In a post on the Marie Curie Alumni Association (MCAA) website “what a shame”, Riccardo Biondi raised the issue of peer reviews for scientific papers. There is a tendency for scientific papers to be published unchecked. This has the result that huge numbers of papers are published, but quality is not guaranteed. And the internet means that these papers are seen far and wide. Addressing this lack of control needs practical solutions to safeguard quality.
Intrigued as to whether Riccardo Biondi and Barry Guihen may have some of the answers, we met up to discuss their views on the tools needed to tackle the problem.
Potential tools to tackle the problems
What, for you, are the main problems with today’s scientific publishing process?
Riccardo Biondi. Publishing today is becoming just a business and a matter of money. Peer-review is not taken into account by some journals. The problem nowadays is that some journals publish papers without taking care of the quality and they are getting paid for this! I have reviewed many papers in the last two years for some open access journals and they were extremely bad. Of course, I didn’t accept them, and I couldn’t believe that other reviewers would accept them. A few weeks later, these papers were published. And this happens when you pay a few hundred euros - your paper is published. The main problem is that now we are all evaluated in terms of figures. When one of your publications is published, you increase your impact. That is probably the main problem.
Barry Guihen. Money is always an issue, be it in having to pay to be published or the cost of subscriptions.
Tool 1: Identification of journals which don’t respect quality
Do you think that it would be helpful for Marie Curie Alumni to have access to a list of journals which don’t pay attention to the quality of papers?

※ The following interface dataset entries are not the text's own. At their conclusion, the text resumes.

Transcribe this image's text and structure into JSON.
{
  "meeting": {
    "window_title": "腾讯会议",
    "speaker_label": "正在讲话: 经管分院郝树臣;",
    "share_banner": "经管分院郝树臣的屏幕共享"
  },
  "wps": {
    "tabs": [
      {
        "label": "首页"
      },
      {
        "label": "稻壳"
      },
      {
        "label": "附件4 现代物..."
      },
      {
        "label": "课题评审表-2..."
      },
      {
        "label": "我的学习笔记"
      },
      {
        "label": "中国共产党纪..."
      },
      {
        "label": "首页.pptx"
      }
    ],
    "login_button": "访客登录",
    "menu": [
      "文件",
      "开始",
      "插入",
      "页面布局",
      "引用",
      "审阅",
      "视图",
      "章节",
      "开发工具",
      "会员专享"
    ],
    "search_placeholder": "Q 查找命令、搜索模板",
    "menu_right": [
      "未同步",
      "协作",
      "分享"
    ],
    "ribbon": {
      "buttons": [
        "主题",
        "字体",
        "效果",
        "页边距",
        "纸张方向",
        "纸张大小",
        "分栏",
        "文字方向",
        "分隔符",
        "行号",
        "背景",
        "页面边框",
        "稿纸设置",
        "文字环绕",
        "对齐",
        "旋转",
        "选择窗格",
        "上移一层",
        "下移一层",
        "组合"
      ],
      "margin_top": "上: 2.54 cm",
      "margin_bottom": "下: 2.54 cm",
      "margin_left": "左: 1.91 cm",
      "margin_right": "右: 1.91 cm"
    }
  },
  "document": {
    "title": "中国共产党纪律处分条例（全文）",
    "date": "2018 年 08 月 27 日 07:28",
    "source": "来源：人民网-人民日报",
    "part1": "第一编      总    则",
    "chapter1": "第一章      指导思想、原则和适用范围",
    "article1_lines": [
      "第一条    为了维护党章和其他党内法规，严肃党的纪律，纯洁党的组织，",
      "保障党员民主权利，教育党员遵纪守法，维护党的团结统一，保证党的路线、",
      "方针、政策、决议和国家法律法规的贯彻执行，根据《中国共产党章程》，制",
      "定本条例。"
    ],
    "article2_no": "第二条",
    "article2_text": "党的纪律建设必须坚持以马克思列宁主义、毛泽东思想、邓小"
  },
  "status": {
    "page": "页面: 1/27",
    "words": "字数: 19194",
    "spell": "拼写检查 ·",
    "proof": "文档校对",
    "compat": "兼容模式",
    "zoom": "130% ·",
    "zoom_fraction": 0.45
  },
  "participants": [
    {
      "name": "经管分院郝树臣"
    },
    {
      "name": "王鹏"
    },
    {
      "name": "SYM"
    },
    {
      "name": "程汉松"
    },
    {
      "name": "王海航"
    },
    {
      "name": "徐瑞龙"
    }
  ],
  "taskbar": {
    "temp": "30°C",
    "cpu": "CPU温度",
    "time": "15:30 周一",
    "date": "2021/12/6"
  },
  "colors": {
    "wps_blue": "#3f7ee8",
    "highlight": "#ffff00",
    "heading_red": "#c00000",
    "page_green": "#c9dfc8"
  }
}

Riccardo Biondi. Absolutely, yes. Marie Curie Fellows are working on high quality research projects all over the world and we should therefore publish only high quality papers.
Barry Guihen. Yes, this would help to know where best to focus attention.
A list of open access journals, provided by Devrim Kilinc is already available here.
A MCAA list of open and non open access journals could be created.
Tool 2: A peer review service
The UK’s Research Information Network has published “Peer review – A guide for researchers”. Do you think that the creation of an MCAA peer review service could be useful for the Community?
Riccardo Biondi. Absolutley yes, for the reasons already mentioned, I think that we could improve the review service. We should focus on high quality journals and not on the low quality list that has been created. This would be very useful. Even reviewing for free can always be interesting to the extent that the reviewer can get new ideas by doing this work. This is the real meaning of peer review. It would also be helpful for all the Marie Curie Alumni.
Barry Guihen. RIN’s document is a useful general guide to the peer review process. However, were the MCAA to produce such a guide, it would be best to focus on issues that MC researchers are likely to face, such as publishing work based across disciplines, or publishing in a field that is outside the researcher’s usual area of focus.
A blog or a group “peer-review” service could be created where Alumni could exchange and propose services.
Tool 3: Some guidelines for the attention of journals
A code of conduct and best practice guidelines for journal editors has been created and is available here. Is this code well-known among MCF and journals which publish MCFs’ papers? Do you consider that it would be useful to MCF to promote their own ethics Charter?
Riccardo Biondi. I didn’t know this ethics paper (it’s the first time I’ve seen it) and don’t know if MCFs are aware of it. I am not sure whether another ethics Charter would be useful. This topic might be raised and discussed among MCAs so as to decide if we should promote it. If not, we could suggest our modifications to the existing guidelines.
Barry Guihen. Perhaps a more efficient use of resources is to promote an existing code that is in line with the values of MCF, working with other agencies to agree on a de facto standard.
An interactive page of the website could be created and put at the disposal of the MCF to shape a participatory Charter if the MCAA decides not to promote the existing code of conduct.
Tool 4: the creation of a MCAA Ethics Working Group
The Committee on Publication Ethics (COPE) was created in 1997 and is open to editors and publishers of academic journals and others. Is this Committee well-known among MCFs? Do you think that journals should subscribe to a MCAA Ethics Committee based on the participatory guidelines evoked above?
Riccardo Biondi. If a Committee already exists, the MCAA could contribute to that one without creating something new. There is no interest in duplicating entities. We are all researchers and we should collaborate. The MCAs might collaborate with this Committee if it is efficient. We should create a working group so as to open debates among MCAs, this is a big issue and solutions might be found thanks to dialogue.
Barry Guihen. MCAA is a new organisation, and it should be encouraging journals to consider it. Like the Charter, perhaps it is best for the MCAA to work with preexisting groups, adding their voice to others to create consistent and unified guidelines, for the benefit of all researchers and journals.